The show required every horse to have a health certificate, so I made an appointment at the vet clinic for the Tuesday before the show. The week before I took him down there, I called the clinic his breeder used to ask for a copy of his medical records so my clinic could have them. You would have thought I was asking for nuclear codes! I was informed that only his breeder could authorize the release of his records; when I told them his breeder had already done so (or at least told me she’d done so), the clinic insisted they’d heard no such thing and wouldn’t send me anything. (I guess they eventually called his breeder or decided the horse didn’t have a right to privacy, as the records showed up in my mailbox last week.)

On Wednesday, I felt positively about the upcoming show. Madigan had a shiny new Coggins and health certificate. He was listed as entered. Ride times were supposed to be published that day. All was well! However, at noon, ride times were not published. At 5 PM ride times were not published. At 8 PM, the facility’s Facebook page posted that ride times would be published within the hour. A post with ride times was never actually published (nor did I get an email with them); I found the times by guessing the URL of the ride times page based on the URL of the entry status page.

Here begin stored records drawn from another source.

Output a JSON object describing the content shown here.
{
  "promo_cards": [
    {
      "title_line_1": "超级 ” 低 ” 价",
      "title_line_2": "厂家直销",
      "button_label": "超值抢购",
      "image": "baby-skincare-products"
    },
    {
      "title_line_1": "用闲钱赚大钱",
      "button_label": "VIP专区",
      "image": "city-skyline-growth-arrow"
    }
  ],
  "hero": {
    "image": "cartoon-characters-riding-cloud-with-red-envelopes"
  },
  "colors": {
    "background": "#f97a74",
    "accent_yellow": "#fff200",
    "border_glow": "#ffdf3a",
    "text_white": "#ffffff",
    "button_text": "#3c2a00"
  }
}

Baby horse or very small giraffe?

Madigan was scheduled to go at 3:12 PM on Friday. After conferring with Madigan’s show squad, I decided to leave at 11 AM. It’s a 2.5 hour drive to the venue, and everyone felt like extra time was better than too little time. I decided to have my friend next door handle Madigan at the show. She’s experienced with showing horses in hand and has presented lots of young horses at inspections. Plus, she runs way faster than I do! Another friend came to act as assistant handler (to wave the longe whip at him to get him to trot) and a third friend came for moral support. It was fun to have a group and useful to have all the extra hands!

We arrived around 2 PM and I headed to the show office to check in. Madigan unloaded a little wide-eyed but settled down quickly once he was parked in front of a hay bag. Assistant handler braided him, and she and my neighbor changed into their very professional-looking matching outfits. We all trekked down to the triangle with Madigan in tow. The triangle was set up in a field that was also being used as a schooling/warm-up area. It was busy, but not too wild. Horses were being ridden and led around and some were screaming like banshees, but Madigan was perfect. He let out one or two little baby whinnies and spent most of his time grazing.

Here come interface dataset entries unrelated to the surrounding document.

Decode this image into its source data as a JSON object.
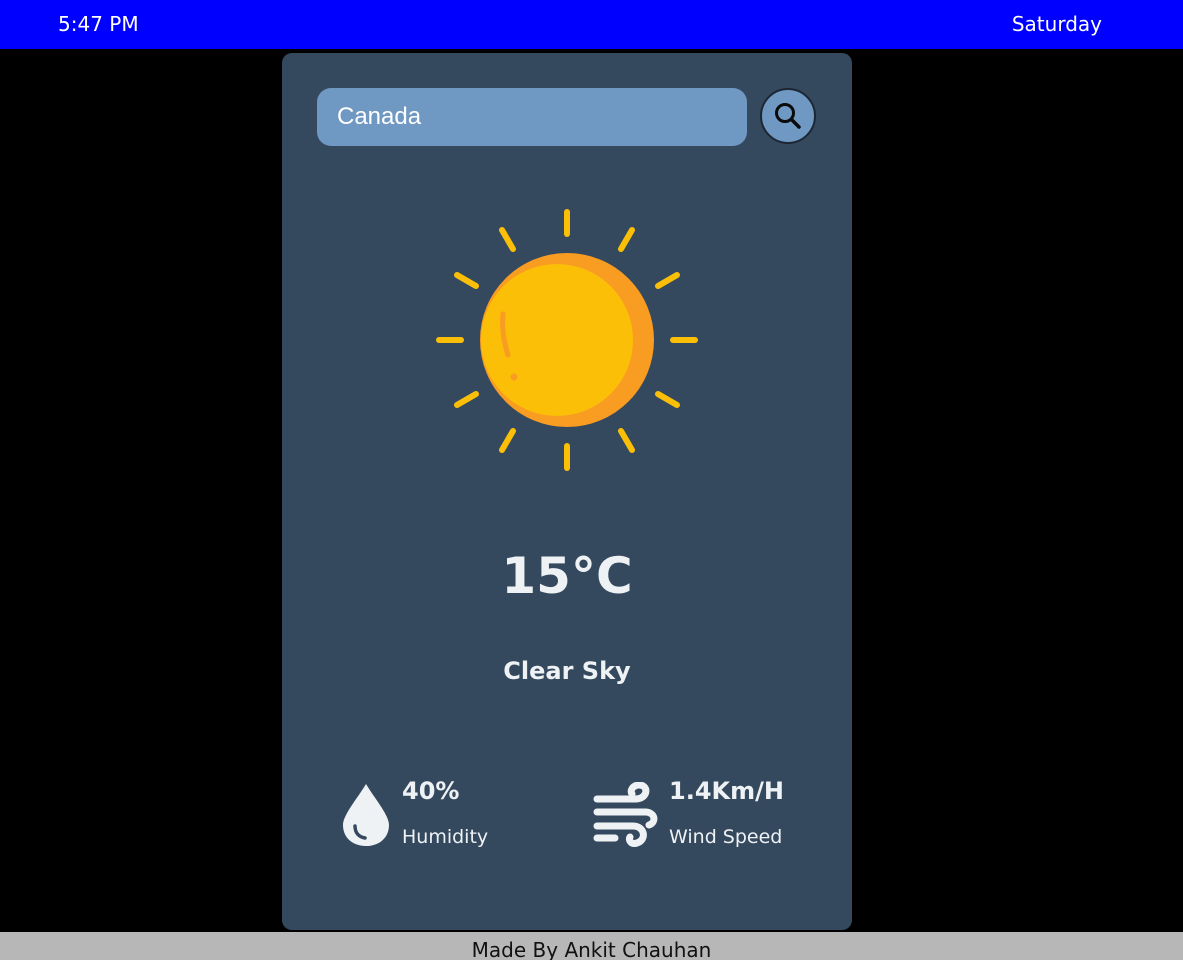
{
  "status_bar": {
    "time": "5:47 PM",
    "day": "Saturday"
  },
  "search": {
    "value": "Canada",
    "button_icon": "search-icon"
  },
  "weather": {
    "icon": "sun-icon",
    "temperature": "15°C",
    "condition": "Clear Sky"
  },
  "stats": {
    "humidity": {
      "icon": "water-drop-icon",
      "value": "40%",
      "label": "Humidity"
    },
    "wind": {
      "icon": "wind-icon",
      "value": "1.4Km/H",
      "label": "Wind Speed"
    }
  },
  "footer": {
    "credit": "Made By Ankit Chauhan"
  },
  "colors": {
    "top_bar": "#0000ff",
    "card": "#35495e",
    "input": "#6f98c2",
    "sun": "#fbbf07",
    "sun_shade": "#f99c22",
    "footer": "#b7b7b7"
  }
}
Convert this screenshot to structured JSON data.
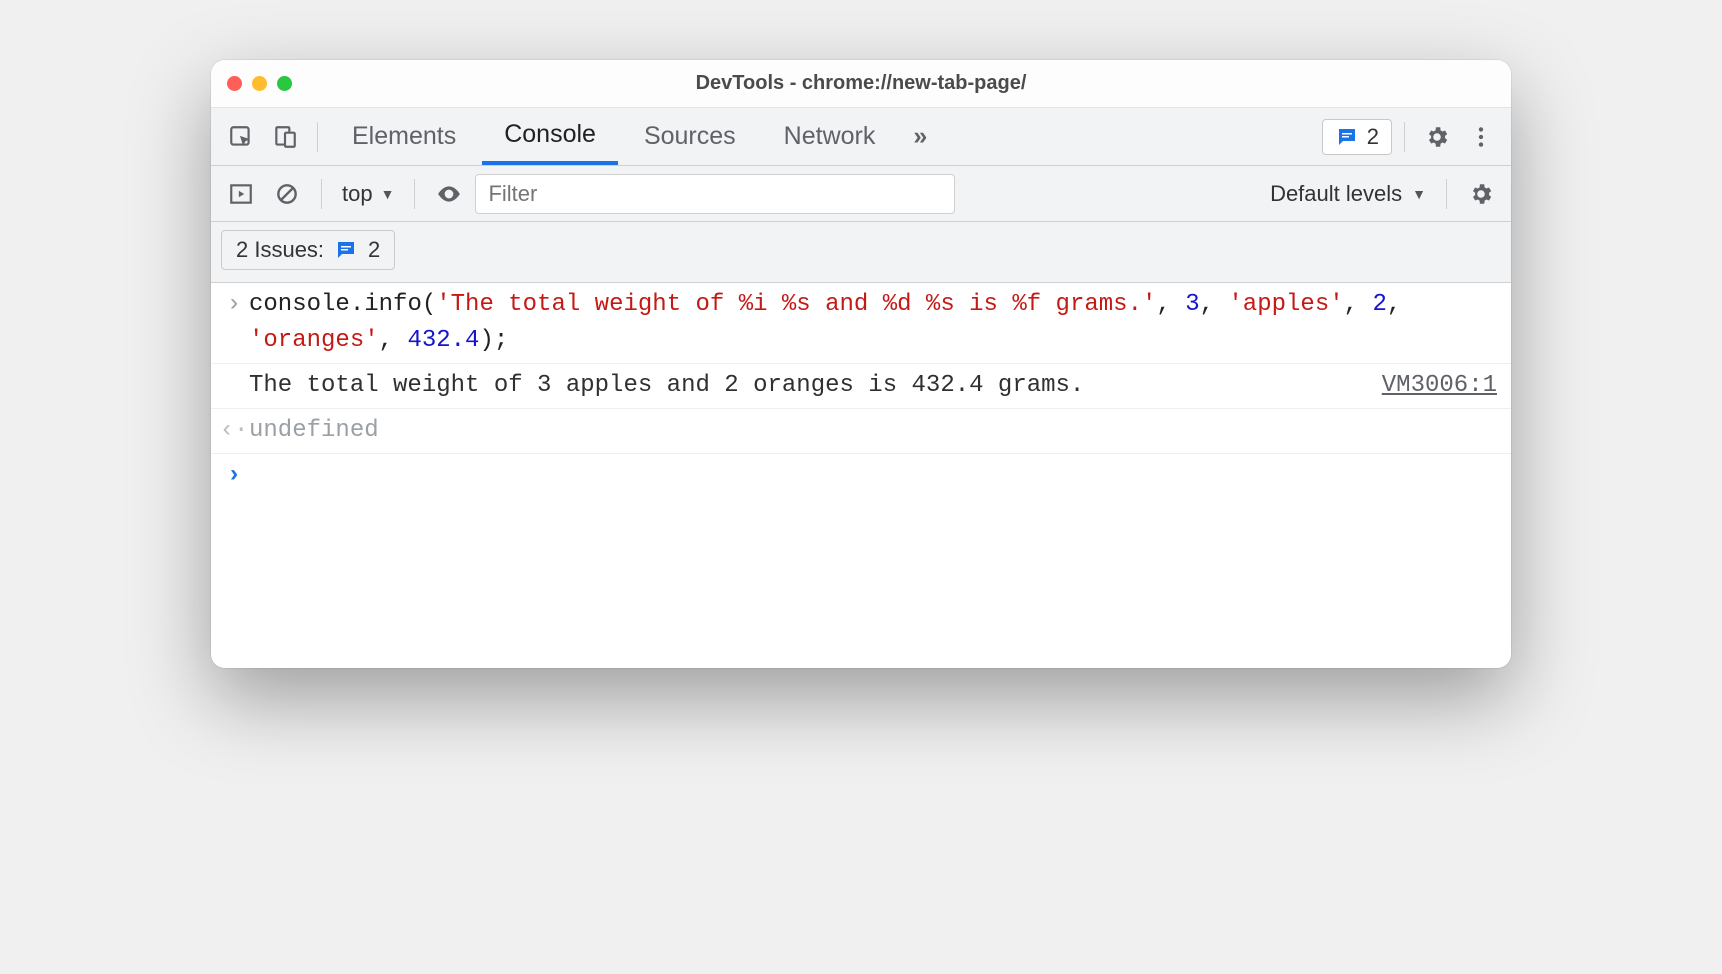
{
  "window": {
    "title": "DevTools - chrome://new-tab-page/"
  },
  "tabs": {
    "elements": "Elements",
    "console": "Console",
    "sources": "Sources",
    "network": "Network",
    "more_glyph": "»"
  },
  "issues_badge_count": "2",
  "toolbar": {
    "context_label": "top",
    "filter_placeholder": "Filter",
    "levels_label": "Default levels"
  },
  "issues_row": {
    "prefix": "2 Issues:",
    "count": "2"
  },
  "console_log": {
    "input_code": {
      "parts": [
        {
          "t": "obj",
          "v": "console"
        },
        {
          "t": "punc",
          "v": "."
        },
        {
          "t": "obj",
          "v": "info"
        },
        {
          "t": "punc",
          "v": "("
        },
        {
          "t": "str",
          "v": "'The total weight of %i %s and %d %s is %f grams.'"
        },
        {
          "t": "punc",
          "v": ", "
        },
        {
          "t": "num",
          "v": "3"
        },
        {
          "t": "punc",
          "v": ", "
        },
        {
          "t": "str",
          "v": "'apples'"
        },
        {
          "t": "punc",
          "v": ", "
        },
        {
          "t": "num",
          "v": "2"
        },
        {
          "t": "punc",
          "v": ", "
        },
        {
          "t": "str",
          "v": "'oranges'"
        },
        {
          "t": "punc",
          "v": ", "
        },
        {
          "t": "num",
          "v": "432.4"
        },
        {
          "t": "punc",
          "v": ");"
        }
      ]
    },
    "output_text": "The total weight of 3 apples and 2 oranges is 432.4 grams.",
    "output_source": "VM3006:1",
    "return_value": "undefined"
  },
  "glyphs": {
    "input_arrow": "›",
    "return_arrow": "‹·",
    "prompt_arrow": "›"
  }
}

We (and several other young horses and their handlers) waited around for about half an hour past the scheduled start of Future Event Horse. The judge never appeared. Someone eventually went to the show office to inquire about the delay, at which point we were informed the in-hand classes had been pushed back until 5 PM! I was super irritated about this- the ride times were apparently updated at 6:30 AM Friday morning, but I didn’t receive an email, there was nothing posted on the venue’s Facebook page or the show secretary company’s, and no one in the show office thought to mention it when I checked in and stated I was there for Future Event Horse. Back to the trailer we went. Madigan was unfazed. He was quiet and calm and spent an hour and half grazing (and attempting to trim the facility’s trees).

Trotting like a good boy.

Madigan’s spin around the triangle was uneventful. He was a little fussy about standing still- he didn’t do anything bad, just fidgeted a little and stood in the most awkward possible ways. That did not help him look his best, but the judge was understanding. Madigan walked perfectly and trotted with minimal encouragement from the longe whip. The judge complimented his relaxed demeanor and mentioned his athleticism and confidence on the score sheet. He ended up with a 71.11, which was good enough for second place behind a nice Oldenburg/Arabian colt. It took forever for the results to be posted; we left as soon as we could grab the ribbon and a photo and I pulled into my driveway at 10:15 PM.

Second place for a good boy!

I could not be more pleased with Madigan’s first outing. He stood around like an old pro, never got upset about anything, and traveled like a champion. It was a VERY long day, especially for a baby horse. I’m really impressed with his temperament- he’s such a sensible horse!